Vision 21 is an Energy Department research and development effort that
looks to the day when energy plants - including those that use coal -
would be practically emission free. In two competitions to date, the department
has selected a wide array of advanced technologies that ultimately would
form the "building blocks" for this ultra-clean futuristic power
Now, the department has selected proposals from Texas A&M University,
College Station, TX, and the University of Pittsburgh, Pittsburgh, PA,
to study ways to improve the materials in a key section of the future
plant -- the turbine.
The two universities will focus on making the blades of Vision 21 turbines

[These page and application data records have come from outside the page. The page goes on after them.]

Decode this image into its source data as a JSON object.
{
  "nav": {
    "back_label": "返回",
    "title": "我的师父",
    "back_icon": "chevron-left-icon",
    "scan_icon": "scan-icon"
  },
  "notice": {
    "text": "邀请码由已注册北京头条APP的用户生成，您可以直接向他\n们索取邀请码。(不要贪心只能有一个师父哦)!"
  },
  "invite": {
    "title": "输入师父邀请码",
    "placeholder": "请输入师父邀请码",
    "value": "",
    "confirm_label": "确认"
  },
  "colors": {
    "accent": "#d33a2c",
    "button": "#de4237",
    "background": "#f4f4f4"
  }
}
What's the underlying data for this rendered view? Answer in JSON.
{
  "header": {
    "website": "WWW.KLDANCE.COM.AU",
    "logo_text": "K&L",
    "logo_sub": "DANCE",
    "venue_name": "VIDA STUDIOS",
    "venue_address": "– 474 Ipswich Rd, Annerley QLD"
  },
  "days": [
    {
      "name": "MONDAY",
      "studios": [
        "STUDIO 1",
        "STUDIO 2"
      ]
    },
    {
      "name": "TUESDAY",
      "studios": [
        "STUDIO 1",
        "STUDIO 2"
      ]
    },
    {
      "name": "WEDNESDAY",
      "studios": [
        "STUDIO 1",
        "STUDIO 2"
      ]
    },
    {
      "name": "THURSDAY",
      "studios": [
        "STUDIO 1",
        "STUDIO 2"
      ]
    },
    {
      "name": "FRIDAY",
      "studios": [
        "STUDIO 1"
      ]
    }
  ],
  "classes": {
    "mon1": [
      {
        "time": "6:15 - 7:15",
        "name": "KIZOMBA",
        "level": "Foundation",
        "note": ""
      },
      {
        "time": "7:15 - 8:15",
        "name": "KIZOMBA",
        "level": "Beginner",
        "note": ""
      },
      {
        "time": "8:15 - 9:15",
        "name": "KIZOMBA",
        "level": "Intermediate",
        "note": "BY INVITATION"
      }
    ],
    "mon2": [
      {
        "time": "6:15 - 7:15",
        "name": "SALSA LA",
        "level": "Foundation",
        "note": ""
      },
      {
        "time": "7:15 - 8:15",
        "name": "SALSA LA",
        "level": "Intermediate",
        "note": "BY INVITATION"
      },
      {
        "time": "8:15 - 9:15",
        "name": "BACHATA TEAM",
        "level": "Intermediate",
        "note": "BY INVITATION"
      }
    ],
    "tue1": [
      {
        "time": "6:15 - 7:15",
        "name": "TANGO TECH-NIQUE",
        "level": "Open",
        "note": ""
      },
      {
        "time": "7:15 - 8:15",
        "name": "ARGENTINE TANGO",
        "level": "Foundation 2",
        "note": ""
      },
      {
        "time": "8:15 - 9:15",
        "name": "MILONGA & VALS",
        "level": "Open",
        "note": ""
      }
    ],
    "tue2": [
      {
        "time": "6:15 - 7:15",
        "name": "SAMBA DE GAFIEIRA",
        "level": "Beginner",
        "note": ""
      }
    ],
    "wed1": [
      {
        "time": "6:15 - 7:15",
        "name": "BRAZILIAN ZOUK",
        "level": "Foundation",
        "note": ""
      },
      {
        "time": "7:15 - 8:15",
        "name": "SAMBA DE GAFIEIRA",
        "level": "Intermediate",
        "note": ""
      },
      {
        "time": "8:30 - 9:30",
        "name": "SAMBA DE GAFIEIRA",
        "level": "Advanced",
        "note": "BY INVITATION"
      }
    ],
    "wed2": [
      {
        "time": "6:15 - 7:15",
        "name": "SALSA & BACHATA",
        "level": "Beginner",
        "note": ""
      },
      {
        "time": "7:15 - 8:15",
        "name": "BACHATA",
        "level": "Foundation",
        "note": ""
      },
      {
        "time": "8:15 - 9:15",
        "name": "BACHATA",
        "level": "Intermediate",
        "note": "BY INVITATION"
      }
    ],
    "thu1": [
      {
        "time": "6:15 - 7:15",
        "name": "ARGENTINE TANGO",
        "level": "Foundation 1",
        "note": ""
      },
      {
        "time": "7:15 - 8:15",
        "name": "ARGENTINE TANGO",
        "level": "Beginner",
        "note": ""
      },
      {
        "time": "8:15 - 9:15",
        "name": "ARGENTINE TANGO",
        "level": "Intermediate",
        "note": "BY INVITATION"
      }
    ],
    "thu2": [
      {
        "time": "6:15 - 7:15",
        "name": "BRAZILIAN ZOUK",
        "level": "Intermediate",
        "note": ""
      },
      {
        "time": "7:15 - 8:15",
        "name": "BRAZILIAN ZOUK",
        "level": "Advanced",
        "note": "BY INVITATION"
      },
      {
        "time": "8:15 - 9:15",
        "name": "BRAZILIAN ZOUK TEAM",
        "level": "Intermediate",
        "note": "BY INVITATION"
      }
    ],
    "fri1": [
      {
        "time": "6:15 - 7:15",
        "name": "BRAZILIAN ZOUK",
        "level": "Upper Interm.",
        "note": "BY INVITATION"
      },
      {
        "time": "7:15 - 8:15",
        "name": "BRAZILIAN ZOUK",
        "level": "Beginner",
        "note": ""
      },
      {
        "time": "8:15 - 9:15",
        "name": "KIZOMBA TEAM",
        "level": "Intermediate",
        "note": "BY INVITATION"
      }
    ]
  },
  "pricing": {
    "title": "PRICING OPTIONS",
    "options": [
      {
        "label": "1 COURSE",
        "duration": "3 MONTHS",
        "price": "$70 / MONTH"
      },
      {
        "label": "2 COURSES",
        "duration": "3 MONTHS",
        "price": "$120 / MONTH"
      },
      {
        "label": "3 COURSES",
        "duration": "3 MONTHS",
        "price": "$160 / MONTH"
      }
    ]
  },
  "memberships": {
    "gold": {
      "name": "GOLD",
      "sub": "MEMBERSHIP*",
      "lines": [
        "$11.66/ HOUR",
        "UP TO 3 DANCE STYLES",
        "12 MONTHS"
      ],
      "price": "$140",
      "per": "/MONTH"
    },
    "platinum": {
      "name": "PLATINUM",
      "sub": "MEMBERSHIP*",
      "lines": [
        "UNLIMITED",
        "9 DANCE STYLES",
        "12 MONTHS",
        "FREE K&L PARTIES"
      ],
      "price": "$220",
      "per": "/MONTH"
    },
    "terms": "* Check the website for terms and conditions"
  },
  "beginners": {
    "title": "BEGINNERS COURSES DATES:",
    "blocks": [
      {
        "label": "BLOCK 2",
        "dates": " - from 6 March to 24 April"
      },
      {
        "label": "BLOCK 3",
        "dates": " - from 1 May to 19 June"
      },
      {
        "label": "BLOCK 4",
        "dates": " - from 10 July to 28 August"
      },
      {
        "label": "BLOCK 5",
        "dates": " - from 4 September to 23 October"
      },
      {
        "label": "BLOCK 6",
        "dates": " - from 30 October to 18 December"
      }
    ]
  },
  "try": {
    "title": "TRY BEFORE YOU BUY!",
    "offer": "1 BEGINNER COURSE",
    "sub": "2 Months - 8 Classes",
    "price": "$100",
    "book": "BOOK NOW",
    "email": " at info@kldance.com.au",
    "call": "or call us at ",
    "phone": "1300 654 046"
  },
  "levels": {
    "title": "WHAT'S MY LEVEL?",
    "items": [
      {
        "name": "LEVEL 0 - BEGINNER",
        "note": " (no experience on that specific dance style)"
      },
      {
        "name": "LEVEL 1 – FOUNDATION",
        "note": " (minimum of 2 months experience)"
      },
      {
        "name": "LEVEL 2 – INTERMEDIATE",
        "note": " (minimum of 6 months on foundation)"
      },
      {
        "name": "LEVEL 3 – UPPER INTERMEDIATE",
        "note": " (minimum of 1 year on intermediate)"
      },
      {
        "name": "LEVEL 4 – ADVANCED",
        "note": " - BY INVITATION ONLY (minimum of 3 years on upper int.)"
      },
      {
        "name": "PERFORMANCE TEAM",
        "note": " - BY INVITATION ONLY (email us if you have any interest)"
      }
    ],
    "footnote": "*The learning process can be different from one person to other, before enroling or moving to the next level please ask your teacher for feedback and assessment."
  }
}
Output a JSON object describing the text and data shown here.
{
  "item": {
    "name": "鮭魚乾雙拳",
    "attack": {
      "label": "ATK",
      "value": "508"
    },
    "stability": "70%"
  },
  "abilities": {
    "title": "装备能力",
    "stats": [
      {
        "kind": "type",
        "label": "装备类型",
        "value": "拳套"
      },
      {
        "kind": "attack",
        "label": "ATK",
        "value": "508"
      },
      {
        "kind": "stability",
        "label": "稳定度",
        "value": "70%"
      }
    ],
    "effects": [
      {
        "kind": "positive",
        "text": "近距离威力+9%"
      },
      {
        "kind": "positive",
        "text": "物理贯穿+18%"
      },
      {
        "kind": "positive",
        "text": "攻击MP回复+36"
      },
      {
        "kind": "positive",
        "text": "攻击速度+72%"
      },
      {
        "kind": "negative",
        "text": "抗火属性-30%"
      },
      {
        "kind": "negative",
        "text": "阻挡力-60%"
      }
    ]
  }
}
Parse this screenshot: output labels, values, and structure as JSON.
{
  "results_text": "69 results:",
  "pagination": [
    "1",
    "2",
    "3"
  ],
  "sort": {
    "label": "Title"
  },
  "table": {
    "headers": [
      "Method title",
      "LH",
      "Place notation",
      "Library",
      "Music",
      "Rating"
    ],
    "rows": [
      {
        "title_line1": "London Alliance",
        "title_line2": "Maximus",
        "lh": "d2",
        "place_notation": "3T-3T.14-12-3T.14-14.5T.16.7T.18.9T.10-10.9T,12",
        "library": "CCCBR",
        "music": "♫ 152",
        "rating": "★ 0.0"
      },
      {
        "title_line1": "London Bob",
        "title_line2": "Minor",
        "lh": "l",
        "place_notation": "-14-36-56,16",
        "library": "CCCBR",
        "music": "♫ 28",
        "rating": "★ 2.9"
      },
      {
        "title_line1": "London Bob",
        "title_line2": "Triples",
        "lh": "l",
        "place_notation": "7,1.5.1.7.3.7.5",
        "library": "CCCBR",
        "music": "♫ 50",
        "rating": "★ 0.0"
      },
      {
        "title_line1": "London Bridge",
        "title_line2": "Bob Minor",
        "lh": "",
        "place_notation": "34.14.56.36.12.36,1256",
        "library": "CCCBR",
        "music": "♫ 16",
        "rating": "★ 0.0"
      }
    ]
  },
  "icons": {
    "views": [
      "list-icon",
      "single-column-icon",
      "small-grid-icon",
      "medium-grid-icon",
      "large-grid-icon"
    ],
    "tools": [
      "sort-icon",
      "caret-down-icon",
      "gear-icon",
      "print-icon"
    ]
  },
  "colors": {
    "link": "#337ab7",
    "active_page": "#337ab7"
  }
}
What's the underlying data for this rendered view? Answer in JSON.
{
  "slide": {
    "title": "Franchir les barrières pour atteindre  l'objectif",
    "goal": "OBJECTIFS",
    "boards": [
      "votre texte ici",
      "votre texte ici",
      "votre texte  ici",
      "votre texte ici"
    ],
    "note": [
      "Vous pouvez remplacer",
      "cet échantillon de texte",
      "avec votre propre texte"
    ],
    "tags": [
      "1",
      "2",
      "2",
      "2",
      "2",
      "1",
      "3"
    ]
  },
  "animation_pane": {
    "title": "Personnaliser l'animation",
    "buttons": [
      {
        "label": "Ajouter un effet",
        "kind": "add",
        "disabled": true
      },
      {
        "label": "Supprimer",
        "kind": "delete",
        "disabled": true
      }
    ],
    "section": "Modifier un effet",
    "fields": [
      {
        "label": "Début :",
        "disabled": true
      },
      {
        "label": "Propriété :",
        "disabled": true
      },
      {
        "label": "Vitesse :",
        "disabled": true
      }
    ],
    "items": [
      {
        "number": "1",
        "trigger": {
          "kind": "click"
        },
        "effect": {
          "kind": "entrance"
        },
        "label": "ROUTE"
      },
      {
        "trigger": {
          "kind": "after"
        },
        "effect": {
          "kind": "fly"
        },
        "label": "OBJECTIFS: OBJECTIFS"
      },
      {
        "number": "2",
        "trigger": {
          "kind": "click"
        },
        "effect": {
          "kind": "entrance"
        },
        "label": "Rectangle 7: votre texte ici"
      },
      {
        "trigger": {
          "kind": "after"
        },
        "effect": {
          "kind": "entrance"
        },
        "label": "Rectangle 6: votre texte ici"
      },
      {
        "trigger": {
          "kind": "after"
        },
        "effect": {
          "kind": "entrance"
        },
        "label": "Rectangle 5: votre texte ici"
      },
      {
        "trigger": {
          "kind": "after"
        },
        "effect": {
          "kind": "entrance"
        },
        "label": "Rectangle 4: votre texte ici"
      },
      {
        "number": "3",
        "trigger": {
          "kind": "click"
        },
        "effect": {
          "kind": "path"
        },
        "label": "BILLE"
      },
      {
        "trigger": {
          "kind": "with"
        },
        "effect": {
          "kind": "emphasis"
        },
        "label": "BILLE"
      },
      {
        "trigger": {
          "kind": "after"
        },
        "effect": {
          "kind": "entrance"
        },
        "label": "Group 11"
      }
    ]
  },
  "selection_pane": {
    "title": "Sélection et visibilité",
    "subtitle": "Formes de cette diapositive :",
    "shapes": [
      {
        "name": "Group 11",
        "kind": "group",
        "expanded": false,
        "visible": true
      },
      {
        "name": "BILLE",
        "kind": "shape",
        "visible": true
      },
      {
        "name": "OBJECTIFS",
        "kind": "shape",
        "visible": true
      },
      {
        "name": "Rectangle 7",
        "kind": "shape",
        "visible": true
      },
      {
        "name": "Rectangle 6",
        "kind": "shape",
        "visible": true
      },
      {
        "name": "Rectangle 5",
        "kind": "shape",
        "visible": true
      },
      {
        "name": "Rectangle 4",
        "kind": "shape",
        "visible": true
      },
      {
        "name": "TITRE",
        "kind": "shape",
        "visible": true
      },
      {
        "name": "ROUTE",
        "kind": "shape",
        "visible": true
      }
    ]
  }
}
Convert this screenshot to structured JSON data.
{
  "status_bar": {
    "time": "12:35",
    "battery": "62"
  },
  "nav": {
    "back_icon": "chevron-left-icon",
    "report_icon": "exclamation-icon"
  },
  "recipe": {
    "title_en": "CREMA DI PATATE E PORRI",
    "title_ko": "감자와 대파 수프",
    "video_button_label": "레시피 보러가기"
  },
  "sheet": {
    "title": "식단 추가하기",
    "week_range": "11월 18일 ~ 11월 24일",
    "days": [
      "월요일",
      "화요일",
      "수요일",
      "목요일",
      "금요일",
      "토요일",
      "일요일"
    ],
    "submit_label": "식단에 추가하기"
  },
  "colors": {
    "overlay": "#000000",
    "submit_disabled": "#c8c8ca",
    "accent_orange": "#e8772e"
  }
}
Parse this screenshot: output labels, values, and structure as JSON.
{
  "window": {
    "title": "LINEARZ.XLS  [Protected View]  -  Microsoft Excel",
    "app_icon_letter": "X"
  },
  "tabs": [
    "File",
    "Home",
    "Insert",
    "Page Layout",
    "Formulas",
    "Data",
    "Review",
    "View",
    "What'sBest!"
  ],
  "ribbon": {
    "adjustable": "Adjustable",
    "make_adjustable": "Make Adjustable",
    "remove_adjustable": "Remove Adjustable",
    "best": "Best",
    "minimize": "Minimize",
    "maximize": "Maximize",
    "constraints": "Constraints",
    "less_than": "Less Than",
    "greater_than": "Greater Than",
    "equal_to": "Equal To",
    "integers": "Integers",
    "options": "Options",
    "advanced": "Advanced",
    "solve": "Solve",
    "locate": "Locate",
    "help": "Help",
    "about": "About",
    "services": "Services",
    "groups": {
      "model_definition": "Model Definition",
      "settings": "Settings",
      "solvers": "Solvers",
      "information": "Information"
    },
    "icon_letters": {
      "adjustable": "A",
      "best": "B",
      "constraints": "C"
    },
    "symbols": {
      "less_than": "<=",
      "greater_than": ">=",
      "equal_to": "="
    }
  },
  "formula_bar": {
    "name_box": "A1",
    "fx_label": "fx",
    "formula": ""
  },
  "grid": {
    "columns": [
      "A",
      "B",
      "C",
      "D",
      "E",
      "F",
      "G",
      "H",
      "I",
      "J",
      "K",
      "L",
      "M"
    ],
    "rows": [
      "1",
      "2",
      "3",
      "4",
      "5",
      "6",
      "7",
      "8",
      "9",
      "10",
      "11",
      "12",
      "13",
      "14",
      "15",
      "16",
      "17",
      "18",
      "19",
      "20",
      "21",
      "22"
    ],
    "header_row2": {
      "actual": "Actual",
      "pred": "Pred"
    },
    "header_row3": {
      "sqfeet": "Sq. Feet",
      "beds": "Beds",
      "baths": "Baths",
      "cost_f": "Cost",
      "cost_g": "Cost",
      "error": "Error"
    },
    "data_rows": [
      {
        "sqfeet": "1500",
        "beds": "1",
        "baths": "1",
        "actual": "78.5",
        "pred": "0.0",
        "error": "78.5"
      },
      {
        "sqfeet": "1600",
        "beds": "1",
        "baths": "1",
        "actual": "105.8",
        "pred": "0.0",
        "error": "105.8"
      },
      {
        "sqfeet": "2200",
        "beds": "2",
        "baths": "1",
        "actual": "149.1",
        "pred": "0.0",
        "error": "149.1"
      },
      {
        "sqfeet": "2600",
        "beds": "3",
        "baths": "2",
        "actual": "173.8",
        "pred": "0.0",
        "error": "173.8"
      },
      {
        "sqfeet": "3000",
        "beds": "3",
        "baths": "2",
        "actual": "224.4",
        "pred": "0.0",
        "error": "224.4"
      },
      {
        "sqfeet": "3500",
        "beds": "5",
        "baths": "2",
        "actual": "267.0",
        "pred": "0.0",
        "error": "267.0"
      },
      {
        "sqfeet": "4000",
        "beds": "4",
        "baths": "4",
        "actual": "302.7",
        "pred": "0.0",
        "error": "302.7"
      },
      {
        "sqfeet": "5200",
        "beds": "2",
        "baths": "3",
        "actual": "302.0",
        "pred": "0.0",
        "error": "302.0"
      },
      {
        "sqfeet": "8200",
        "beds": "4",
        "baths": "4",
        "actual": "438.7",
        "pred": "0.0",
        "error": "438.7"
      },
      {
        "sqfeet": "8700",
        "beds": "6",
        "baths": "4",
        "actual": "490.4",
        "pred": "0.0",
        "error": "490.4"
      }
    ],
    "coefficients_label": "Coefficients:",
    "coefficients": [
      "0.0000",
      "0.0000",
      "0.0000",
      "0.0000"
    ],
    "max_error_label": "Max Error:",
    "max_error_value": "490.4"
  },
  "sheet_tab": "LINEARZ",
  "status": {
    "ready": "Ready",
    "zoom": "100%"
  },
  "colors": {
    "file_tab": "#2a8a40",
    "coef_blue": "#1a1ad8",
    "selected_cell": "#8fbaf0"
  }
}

capable of withstanding the high operating temperatures needed to achieve
the superior performance levels envisioned for these new plants.
Future Vision 21 plants will be designed to run on a variety of fuels
-- clean natural gas as well as fuels with more impurities, such as coal
or possibly a combination of feedstocks such as biomass, municipal wastes,
or petroleum coke.
To boost overall fuel-to-energy efficiencies, a Vision 21 plant would
likely convert these fuels into gaseous form that would be fired in high-temperature,
high-efficiency gas turbines. The blades must be made strong and durable
enough to withstand the harsh, often corrosive effects of the hot gases.
When impurities are present in the high-velocity gases, the technical
challenge of protecting the turbine blades is even greater.
The Texas A&M Project
Texas A&M researchers will develop a model that describes
the way single-crystal turbine blades respond to high temperatures. An
especially important part of the project will be to observe how defects
form at high temperatures and move through the structural lattices of
the turbine blades.
The university researchers will be joined in the 3-year project by engineers
from the New Jersey Institute of Technology, Newark, NJ, and GE Research,
Niskayuna, NY. The Energy Department will provide nearly $354,000 of the
project's $443,000 total cost. The rest will come from the private sector
The University of Pittsburgh Project
The University of Pittsburgh will work on improving the durability
of turbine components with a goal of making them strong enough to withstand
the effects of impurities that may be present in the high temperature
gases. Pitt researchers will apply a dense overlay of aluminum oxide on
the surface of turbine blades to create a corrosion-resistant coating.
The Energy Department's share of the $504,000 project, also planned to
run over three years, will be approximately $333,000, with the remainder
contributed by the University and its research partners.
A Pollution-Free Power Future
Vision 21 is one of the highest priorities in the Energy Department's
longer-range fossil fuel power technology program. By 2015, if the pace
of development can be sustained, the department expects to have the technical
foundation in place for a new fleet of energy plants that would emit virtually
no pollution. Combined with new technologies to capture and store carbon
dioxide, a Vision 21 plant would also reduce, or even eliminate, the problem
of greenhouse gas releases from coal and other fossil fuel power plants.
In its initial competition, where the first "modules" of a
Vision 21 plant are taking shape, the Energy Department is spending $22
million over three years. Ultimately, as the concepts mature, the department
expects that emerging Vision 21 technologies will move into President
Bush's new Clean Coal Power Initiative, an effort that envisions a $2
billion clean coal technology investment over the next 10 years.
The Vision 21 effort is part of the Energy Department's fossil energy
research and development program and is managed by the National Energy